And the pain that comes from trying to be a nurturing, protecting mother when so many options are blocked, so many decisions fraught with peril, is by no means confined to the realm of geo-politics.  I was in a middle school in Edmonton, Canada this week at an “attendance board” meeting convened by an old friend of mine.   Across from the board sat a mother – with responsibility for three children while living in a modest hotel awaiting housing that might take many months to clear – and her 9th grade son, a quiet boy with a limited interest in school who had apparently just recovered from gall bladder surgery.

The board members were kind and attentive, asking the right questions and doing their best to keep the mother and son engaged.  But the looks on their faces, looks I have seen so many times in the Harlem parish in which I used to work, communicated palpable discouragement.   The mother had clearly been through this routine before, perhaps many times, based in part on life decisions that she made for herself and her children, decisions that turned out to be — at best– only partially effective. Her somewhat stunned and subdued presence at the attendance board signified many things, one of which was likely a painful doubling back on the hard choices she felt she had to make to give her struggling children a fighter’s chance.

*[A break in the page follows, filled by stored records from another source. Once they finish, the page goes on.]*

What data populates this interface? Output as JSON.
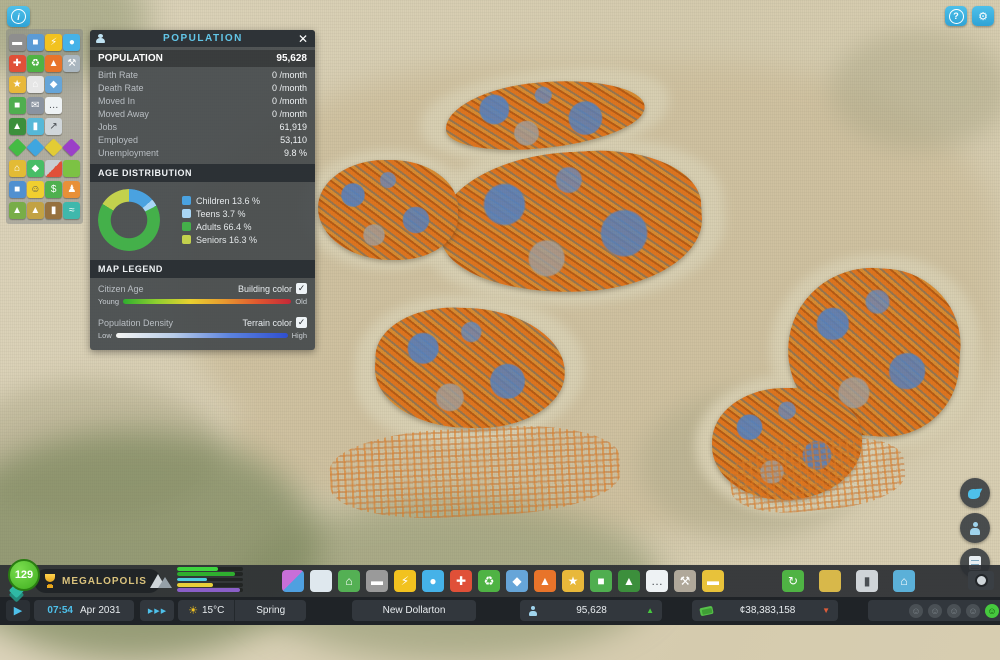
{
  "accent": "#3fb6e3",
  "icons": {
    "info": "i",
    "help": "?",
    "settings": "⚙",
    "close": "✕",
    "play": "▶",
    "sun": "☀",
    "up": "▲",
    "down": "▼",
    "check": "✓",
    "smiley": "☺"
  },
  "panel": {
    "title": "POPULATION",
    "stats": [
      {
        "label": "POPULATION",
        "value": "95,628",
        "emphasis": true
      },
      {
        "label": "Birth Rate",
        "value": "0 /month"
      },
      {
        "label": "Death Rate",
        "value": "0 /month"
      },
      {
        "label": "Moved In",
        "value": "0 /month"
      },
      {
        "label": "Moved Away",
        "value": "0 /month"
      },
      {
        "label": "Jobs",
        "value": "61,919"
      },
      {
        "label": "Employed",
        "value": "53,110"
      },
      {
        "label": "Unemployment",
        "value": "9.8 %"
      }
    ],
    "age_section_title": "AGE DISTRIBUTION",
    "map_legend_title": "MAP LEGEND",
    "citizen_age": {
      "label": "Citizen Age",
      "toggle_label": "Building color",
      "checked": true,
      "min": "Young",
      "max": "Old"
    },
    "population_density": {
      "label": "Population Density",
      "toggle_label": "Terrain color",
      "checked": true,
      "min": "Low",
      "max": "High"
    }
  },
  "chart_data": {
    "type": "pie",
    "title": "AGE DISTRIBUTION",
    "segments": [
      {
        "label": "Children",
        "value": 13.6,
        "value_text": "13.6 %",
        "color": "#4aa2e0"
      },
      {
        "label": "Teens",
        "value": 3.7,
        "value_text": "3.7 %",
        "color": "#a9d6f5"
      },
      {
        "label": "Adults",
        "value": 66.4,
        "value_text": "66.4 %",
        "color": "#44b04a"
      },
      {
        "label": "Seniors",
        "value": 16.3,
        "value_text": "16.3 %",
        "color": "#c3d14d"
      }
    ]
  },
  "infoview_toolbar": {
    "items": [
      {
        "name": "roads-infoview",
        "color": "#8e8e8e",
        "glyph": "▬"
      },
      {
        "name": "electronics-infoview",
        "color": "#5b9bd5",
        "glyph": "■"
      },
      {
        "name": "electricity-infoview",
        "color": "#f2c21f",
        "glyph": "⚡"
      },
      {
        "name": "water-infoview",
        "color": "#45b2e8",
        "glyph": "●"
      },
      {
        "name": "healthcare-infoview",
        "color": "#e05038",
        "glyph": "✚"
      },
      {
        "name": "garbage-infoview",
        "color": "#4fb344",
        "glyph": "♻"
      },
      {
        "name": "fire-infoview",
        "color": "#e8742a",
        "glyph": "▲"
      },
      {
        "name": "maintenance-infoview",
        "color": "#aab6bf",
        "glyph": "⚒"
      },
      {
        "name": "police-infoview",
        "color": "#e8b83a",
        "glyph": "★"
      },
      {
        "name": "administration-infoview",
        "color": "#e6e6e6",
        "glyph": "⌂"
      },
      {
        "name": "education-infoview",
        "color": "#66a5d8",
        "glyph": "◆"
      },
      {
        "empty": true
      },
      {
        "name": "transportation-infoview",
        "color": "#4fae4f",
        "glyph": "■"
      },
      {
        "name": "post-infoview",
        "color": "#8a93a0",
        "glyph": "✉"
      },
      {
        "name": "telecom-infoview",
        "color": "#eef2f4",
        "glyph": "…",
        "dark": true
      },
      {
        "empty": true
      },
      {
        "name": "parks-infoview",
        "color": "#3c8f3c",
        "glyph": "▲"
      },
      {
        "name": "battery-infoview",
        "color": "#56b8d8",
        "glyph": "▮"
      },
      {
        "name": "outside-connections-infoview",
        "color": "#d0d6da",
        "glyph": "↗",
        "dark": true
      },
      {
        "empty": true
      },
      {
        "name": "land-map-infoview",
        "color": "#44bb44",
        "shape": "diamond"
      },
      {
        "name": "water-map-infoview",
        "color": "#3fa6e0",
        "shape": "diamond"
      },
      {
        "name": "pollution-map-infoview",
        "color": "#e3cc35",
        "shape": "diamond"
      },
      {
        "name": "noise-map-infoview",
        "color": "#9b3fc8",
        "shape": "diamond"
      },
      {
        "name": "residential-infoview",
        "color": "#e3bb35",
        "glyph": "⌂"
      },
      {
        "name": "land-value-infoview",
        "color": "#48bd66",
        "glyph": "◆"
      },
      {
        "name": "growth-infoview",
        "color": "#c8cdd2",
        "color2": "#e05038",
        "glyph": ""
      },
      {
        "name": "greenery-infoview",
        "color": "#7cc244",
        "glyph": ""
      },
      {
        "name": "tourism-infoview",
        "color": "#5090d0",
        "glyph": "■"
      },
      {
        "name": "happiness-infoview",
        "color": "#f0cf2f",
        "glyph": "☺",
        "dark": true
      },
      {
        "name": "economy-infoview",
        "color": "#4fb04f",
        "glyph": "$"
      },
      {
        "name": "population-infoview",
        "color": "#e89038",
        "glyph": "♟"
      },
      {
        "name": "terrain-infoview",
        "color": "#78ad48",
        "glyph": "▲"
      },
      {
        "name": "desert-infoview",
        "color": "#c2a244",
        "glyph": "▲"
      },
      {
        "name": "resources-infoview",
        "color": "#96713f",
        "glyph": "▮"
      },
      {
        "name": "water-resources-infoview",
        "color": "#3fb8ac",
        "glyph": "≈"
      }
    ]
  },
  "bottom_toolbar": {
    "group1": [
      {
        "name": "zones-tool",
        "color": "#c86fd8",
        "color2": "#4fa0e0"
      },
      {
        "name": "zoning-tool",
        "color": "#dfe8ee",
        "shape": "diamond"
      },
      {
        "name": "signature-buildings-tool",
        "color": "#54b054",
        "glyph": "⌂"
      },
      {
        "name": "roads-tool",
        "color": "#9a9a9a",
        "glyph": "▬"
      },
      {
        "name": "electricity-tool",
        "color": "#f2c21f",
        "glyph": "⚡"
      },
      {
        "name": "water-tool",
        "color": "#45b2e8",
        "glyph": "●"
      },
      {
        "name": "healthcare-tool",
        "color": "#e05038",
        "glyph": "✚"
      },
      {
        "name": "garbage-tool",
        "color": "#4fb344",
        "glyph": "♻"
      },
      {
        "name": "education-tool",
        "color": "#66a5d8",
        "glyph": "◆"
      },
      {
        "name": "fire-tool",
        "color": "#e8742a",
        "glyph": "▲"
      },
      {
        "name": "police-tool",
        "color": "#e8b83a",
        "glyph": "★"
      },
      {
        "name": "transportation-tool",
        "color": "#4fae4f",
        "glyph": "■"
      },
      {
        "name": "parks-tool",
        "color": "#3c8f3c",
        "glyph": "▲"
      },
      {
        "name": "communications-tool",
        "color": "#eef2f4",
        "glyph": "…",
        "dark": true
      },
      {
        "name": "landscaping-tool",
        "color": "#b0a89a",
        "glyph": "⚒"
      },
      {
        "name": "bulldozer-tool",
        "color": "#e8c23a",
        "glyph": "▬"
      }
    ],
    "group2": [
      {
        "name": "economy-menu",
        "color": "#4fb344",
        "glyph": "↻"
      },
      {
        "name": "progression-menu",
        "color": "#d8b84a",
        "shape": "diamond"
      },
      {
        "name": "statistics-menu",
        "color": "#cfd4d8",
        "glyph": "▮",
        "dark": true
      },
      {
        "name": "city-services-menu",
        "color": "#5bb0d8",
        "glyph": "⌂"
      }
    ]
  },
  "progression": {
    "level": "129",
    "milestone": "MEGALOPOLIS"
  },
  "demand": {
    "bars": [
      {
        "name": "residential-low-demand",
        "color": "#3ed43e",
        "pct": 62
      },
      {
        "name": "residential-high-demand",
        "color": "#2fae2f",
        "pct": 88
      },
      {
        "name": "commercial-demand",
        "color": "#4ecfe0",
        "pct": 45
      },
      {
        "name": "industrial-demand",
        "color": "#e8cf3a",
        "pct": 55
      },
      {
        "name": "office-demand",
        "color": "#8a5fc8",
        "pct": 95
      }
    ]
  },
  "statusbar": {
    "time": "07:54",
    "date": "Apr 2031",
    "temperature": "15°C",
    "season": "Spring",
    "city_name": "New Dollarton",
    "population": "95,628",
    "money": "¢38,383,158"
  },
  "happiness": {
    "factors": [
      {
        "name": "happiness-factor-1"
      },
      {
        "name": "happiness-factor-2"
      },
      {
        "name": "happiness-factor-3"
      },
      {
        "name": "happiness-factor-4"
      }
    ]
  }
}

Mothers (and their mates if they are so endowed) make many hard decisions over the course of a child’s life, some of which bear unforeseen consequences, others of which are beyond their innate capacities of control or discernment.  The women riding the seas with children on substandard “life” rafts or appearing for the 10th time in front of well-intentioned social workers don’t love their children any less than other mothers; but they certainly live with the daily, grim reality that they cannot fully protect them, nor nurture them to full health, nor always guarantee them predictable nutrition or education.

There are smaller rocks and softer “hard places” than these to get trapped between, to be sure, but all carry with them the burdens of life as it wasn’t intended to be.   Many mothers report that they can barely remember a time in their life when they weren’t mothers.   When their decisions end in painful or even ruinous circumstances for children, that nightmare is equally persistent.  It is more difficult than we might imagine to make the “right” call for children (or even for ourselves) when bombs are flying, crops are failing, schools are crumbling, abuses are pervasive, living allowances are at a premium.

We need to do much more, in policy and practice, to support all who spend too much time living in those spaces between the rocks and the hard places, mothers trying to make the most out of bad options and then living with the painful (and almost inevitable) compromises for their children.  Today, as all days, we should recall the many millions of mothers who have little say in policies – many still shockingly gender/social class exclusive — that routinely result in conditions that disrupt the pursuit of family normalcy and often dash their collective dreams.

Indeed, as we give in to the duties of today’s mostly sentimentalized ritual, it is important to recall the human costs of our inadequate social and security policies, pausing as we pick up the flowers or the restaurant check to recall the plight of mothers who must bear the brunt of finding safe passage for children in some of the roughest seas of my lifetime.